There's plenty of razzmatazz in lights and costume to let The Musical of Musicals (the musical) soar and the performances are zestful. We see the basic story of young boy and girl’s love challenged by the evil landlord demanding rent reinvented five times in the styles of Rodgers & Hammerstein, Stephen Sondheim, Jerry Herman, Andrew Lloyd-Webber, and Kander & Ebb. Surprisingly, this ridiculous idea is hugely entertaining if you love musical theatre. The book is wry, clever, witty in the way of American writers, and the score quotes and echoes the originals to satisfying effect.
Each section drips with irreverent references to its composer. Beginning with Rodgers & Hammerstein we leap from Oklahoma to Carousel, with Sound of Music et al in between. Sev Keoshgerian revels in this section especially in his sung monologue. The dream ballet with Charlotte Christensen reveals their dance skills to be high – there is a judicious spread of concise choreography placed through the show. Christensen shines as Evita finding more depth than her initial ingenue role allows, as her character suffers through each retelling of the story. Her wicked "Junie with a J not Gooni with a G" allows a pleasing nod to Lisa.
James Thackeray has a great voice and presence as the villain; he could rely on that more and could hold back on exaggeration which borders on ham. Less could be much more in his performance.
Cecily Redman is the revelation of the show. She gives a lesson in how to go to the top without going over. She wrings every suggestion of comedy and effect from each of her characters from "Climb every walk through the storm" to "Over the top" – perfect delivery, beautiful finesse. There are so many references which they deliver with great skill: "Drip, Creak, Minelli, Screwed" skewers the Cell Block Tango in writing and delivery; Sweeney's doorbell and an aside that “merrily we roll along" feature in Sondheim’s affectionate parody; Lord Lloyd Webber – or should it be Puccini? - will need a strong sense of humour or a stiff drink to get through the merciless repetition of "You’ve heard this song before".
MD Simon David is accomplished as ever on piano with what must be a fiendish score to play, and gives us a glimpse of his other talents at the end of the show.

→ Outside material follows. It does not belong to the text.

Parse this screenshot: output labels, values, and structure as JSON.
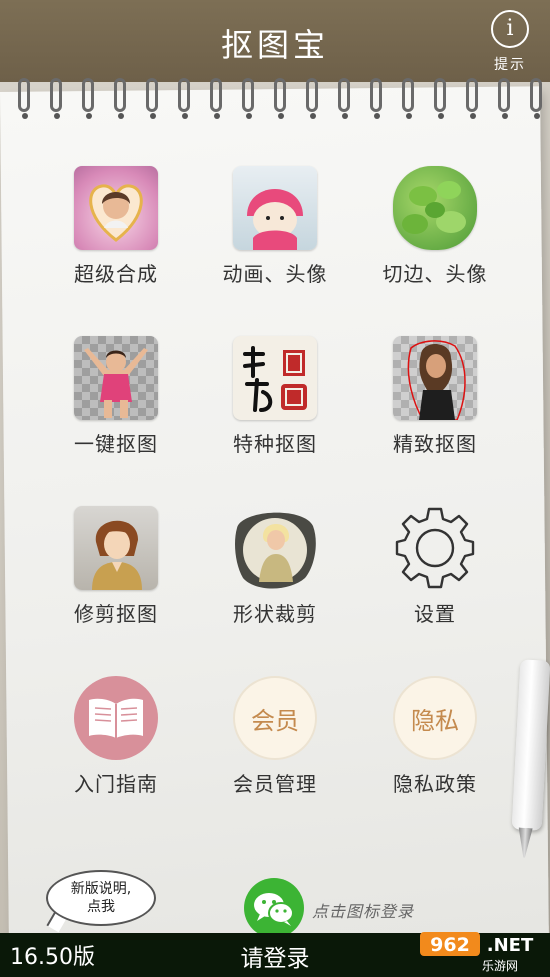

On a simple yet effective set with two levels by Stewart J Charlesworth, Robert McWhir directs the team with pace and charm. The challenge is to catch every word, note and expression as there is so much to savour in this show. He has found an excellent cast who sing to a very high standard. Concentrating on the five composers, each section is just long enough to delight without becoming stale. If you don’t know musicals, get back to gay school. If you do, you’re in for an evening of totally adulterated indulgence.